=== Description of the task ===
Look through the entries below and count the lines with "align" in them; the reply is the number alone.

=== Supplied data ===
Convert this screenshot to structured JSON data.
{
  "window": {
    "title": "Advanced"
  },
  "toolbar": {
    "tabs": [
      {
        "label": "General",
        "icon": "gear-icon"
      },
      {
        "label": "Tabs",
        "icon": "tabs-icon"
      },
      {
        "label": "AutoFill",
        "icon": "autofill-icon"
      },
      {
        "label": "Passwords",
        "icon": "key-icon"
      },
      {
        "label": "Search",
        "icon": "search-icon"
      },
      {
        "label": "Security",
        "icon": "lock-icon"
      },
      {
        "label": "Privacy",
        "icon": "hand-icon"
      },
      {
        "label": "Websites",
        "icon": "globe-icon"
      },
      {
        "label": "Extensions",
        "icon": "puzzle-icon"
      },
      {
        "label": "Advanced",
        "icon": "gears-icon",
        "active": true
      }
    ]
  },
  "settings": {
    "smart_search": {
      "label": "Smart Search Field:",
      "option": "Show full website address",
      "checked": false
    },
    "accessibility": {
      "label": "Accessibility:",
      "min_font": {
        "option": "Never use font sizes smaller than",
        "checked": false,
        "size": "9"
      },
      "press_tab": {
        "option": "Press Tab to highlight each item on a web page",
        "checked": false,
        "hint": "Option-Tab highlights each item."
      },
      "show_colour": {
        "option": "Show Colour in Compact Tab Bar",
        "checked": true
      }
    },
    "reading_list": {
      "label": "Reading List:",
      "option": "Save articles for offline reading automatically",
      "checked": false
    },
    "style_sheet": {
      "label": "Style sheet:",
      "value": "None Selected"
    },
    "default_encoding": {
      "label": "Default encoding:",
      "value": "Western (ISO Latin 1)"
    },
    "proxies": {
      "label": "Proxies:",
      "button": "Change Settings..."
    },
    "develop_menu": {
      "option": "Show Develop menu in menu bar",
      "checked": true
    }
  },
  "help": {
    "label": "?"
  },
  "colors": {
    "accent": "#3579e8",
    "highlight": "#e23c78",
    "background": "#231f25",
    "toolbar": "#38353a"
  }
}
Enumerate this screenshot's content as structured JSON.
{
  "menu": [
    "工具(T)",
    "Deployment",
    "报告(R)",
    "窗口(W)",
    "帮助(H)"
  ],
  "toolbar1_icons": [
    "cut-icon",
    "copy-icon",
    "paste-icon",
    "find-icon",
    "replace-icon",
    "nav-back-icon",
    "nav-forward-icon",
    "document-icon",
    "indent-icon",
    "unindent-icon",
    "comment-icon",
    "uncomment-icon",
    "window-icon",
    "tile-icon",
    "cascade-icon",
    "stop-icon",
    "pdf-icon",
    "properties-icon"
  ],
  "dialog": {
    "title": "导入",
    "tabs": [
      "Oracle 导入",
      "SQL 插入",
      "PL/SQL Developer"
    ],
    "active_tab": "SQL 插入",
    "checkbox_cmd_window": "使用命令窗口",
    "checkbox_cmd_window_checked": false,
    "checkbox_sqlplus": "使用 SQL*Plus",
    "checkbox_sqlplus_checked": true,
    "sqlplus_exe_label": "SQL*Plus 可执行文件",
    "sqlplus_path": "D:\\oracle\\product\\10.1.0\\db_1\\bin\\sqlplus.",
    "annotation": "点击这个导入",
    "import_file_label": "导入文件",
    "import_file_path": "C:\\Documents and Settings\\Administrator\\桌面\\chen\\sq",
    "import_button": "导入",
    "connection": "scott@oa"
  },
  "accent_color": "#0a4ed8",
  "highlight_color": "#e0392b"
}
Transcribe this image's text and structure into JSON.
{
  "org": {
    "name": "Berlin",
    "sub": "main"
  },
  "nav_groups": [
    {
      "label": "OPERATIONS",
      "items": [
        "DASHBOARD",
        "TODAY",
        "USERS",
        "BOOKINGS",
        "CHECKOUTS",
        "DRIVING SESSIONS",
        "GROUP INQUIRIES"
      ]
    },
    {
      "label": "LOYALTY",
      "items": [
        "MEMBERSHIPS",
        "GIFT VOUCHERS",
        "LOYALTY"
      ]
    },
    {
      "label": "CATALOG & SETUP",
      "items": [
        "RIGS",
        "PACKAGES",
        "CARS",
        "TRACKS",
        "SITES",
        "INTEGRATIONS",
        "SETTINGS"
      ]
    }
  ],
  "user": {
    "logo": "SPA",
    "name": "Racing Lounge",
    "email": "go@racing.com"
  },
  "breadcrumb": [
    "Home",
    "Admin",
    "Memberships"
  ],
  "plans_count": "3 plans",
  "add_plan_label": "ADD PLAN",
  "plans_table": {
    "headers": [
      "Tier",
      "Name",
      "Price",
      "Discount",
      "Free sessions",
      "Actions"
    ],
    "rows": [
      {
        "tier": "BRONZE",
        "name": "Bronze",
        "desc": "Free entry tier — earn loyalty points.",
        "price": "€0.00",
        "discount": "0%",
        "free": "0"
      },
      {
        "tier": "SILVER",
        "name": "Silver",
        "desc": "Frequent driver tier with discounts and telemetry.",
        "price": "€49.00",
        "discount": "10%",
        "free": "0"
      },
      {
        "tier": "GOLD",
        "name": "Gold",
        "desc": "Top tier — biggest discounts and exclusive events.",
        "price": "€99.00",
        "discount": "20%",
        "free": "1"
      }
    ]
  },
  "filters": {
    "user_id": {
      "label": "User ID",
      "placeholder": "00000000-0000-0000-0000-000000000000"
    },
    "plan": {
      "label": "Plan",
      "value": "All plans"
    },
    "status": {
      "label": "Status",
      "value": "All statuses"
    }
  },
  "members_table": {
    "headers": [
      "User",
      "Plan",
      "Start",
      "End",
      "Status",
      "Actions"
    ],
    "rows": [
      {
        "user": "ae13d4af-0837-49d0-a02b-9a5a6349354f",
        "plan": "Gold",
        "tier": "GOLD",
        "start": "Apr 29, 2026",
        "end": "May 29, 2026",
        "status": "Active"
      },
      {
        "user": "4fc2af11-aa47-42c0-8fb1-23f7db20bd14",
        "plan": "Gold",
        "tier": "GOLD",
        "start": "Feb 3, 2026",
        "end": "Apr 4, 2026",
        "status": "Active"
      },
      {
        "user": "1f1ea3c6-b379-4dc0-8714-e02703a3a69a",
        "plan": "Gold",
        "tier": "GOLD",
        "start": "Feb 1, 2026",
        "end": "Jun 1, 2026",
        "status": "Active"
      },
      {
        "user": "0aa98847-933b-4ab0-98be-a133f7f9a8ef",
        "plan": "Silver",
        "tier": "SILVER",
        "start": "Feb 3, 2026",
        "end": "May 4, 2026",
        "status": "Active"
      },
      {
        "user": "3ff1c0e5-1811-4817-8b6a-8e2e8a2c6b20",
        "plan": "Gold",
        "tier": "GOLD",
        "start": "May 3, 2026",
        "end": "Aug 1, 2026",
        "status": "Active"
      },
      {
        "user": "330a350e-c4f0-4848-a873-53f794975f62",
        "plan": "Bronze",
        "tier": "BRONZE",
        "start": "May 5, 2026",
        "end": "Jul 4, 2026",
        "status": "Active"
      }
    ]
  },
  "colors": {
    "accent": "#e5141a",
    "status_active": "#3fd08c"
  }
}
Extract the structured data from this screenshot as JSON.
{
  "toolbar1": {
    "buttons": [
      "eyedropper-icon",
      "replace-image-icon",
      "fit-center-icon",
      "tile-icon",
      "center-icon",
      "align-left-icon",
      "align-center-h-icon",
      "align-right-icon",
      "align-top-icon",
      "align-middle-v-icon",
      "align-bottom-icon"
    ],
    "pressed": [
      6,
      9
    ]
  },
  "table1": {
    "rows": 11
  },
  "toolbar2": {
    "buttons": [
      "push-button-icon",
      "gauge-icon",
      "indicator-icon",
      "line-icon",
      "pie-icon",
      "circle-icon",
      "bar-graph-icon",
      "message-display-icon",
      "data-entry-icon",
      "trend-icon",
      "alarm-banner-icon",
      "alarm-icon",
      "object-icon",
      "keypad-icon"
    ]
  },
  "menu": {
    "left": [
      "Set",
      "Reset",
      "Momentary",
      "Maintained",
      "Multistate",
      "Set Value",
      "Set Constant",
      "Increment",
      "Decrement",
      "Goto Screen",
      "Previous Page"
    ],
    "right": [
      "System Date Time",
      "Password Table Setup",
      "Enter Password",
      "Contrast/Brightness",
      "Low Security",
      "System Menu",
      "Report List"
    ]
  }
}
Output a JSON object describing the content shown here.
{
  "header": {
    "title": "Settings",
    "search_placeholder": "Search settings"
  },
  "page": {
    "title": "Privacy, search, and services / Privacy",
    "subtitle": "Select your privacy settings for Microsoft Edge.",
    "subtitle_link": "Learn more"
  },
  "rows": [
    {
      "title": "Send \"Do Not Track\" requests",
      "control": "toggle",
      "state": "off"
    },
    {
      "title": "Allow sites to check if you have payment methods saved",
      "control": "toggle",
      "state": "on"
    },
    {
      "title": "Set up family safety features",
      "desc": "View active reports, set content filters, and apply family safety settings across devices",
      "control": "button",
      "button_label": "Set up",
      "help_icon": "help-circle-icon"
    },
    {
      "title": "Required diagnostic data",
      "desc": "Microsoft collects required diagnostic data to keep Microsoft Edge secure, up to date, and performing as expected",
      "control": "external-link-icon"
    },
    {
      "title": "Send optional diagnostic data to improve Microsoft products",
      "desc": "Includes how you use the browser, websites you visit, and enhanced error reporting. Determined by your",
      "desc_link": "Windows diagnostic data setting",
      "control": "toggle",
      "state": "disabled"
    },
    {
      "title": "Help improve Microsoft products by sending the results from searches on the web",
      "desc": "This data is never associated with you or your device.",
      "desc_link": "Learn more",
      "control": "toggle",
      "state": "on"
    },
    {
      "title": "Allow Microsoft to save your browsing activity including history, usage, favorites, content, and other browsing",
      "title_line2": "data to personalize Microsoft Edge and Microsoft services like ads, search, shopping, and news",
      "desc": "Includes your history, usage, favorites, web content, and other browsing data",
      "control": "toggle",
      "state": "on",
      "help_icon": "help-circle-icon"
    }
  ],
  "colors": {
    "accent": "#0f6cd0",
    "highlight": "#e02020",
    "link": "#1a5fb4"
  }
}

=== Your solution ===
6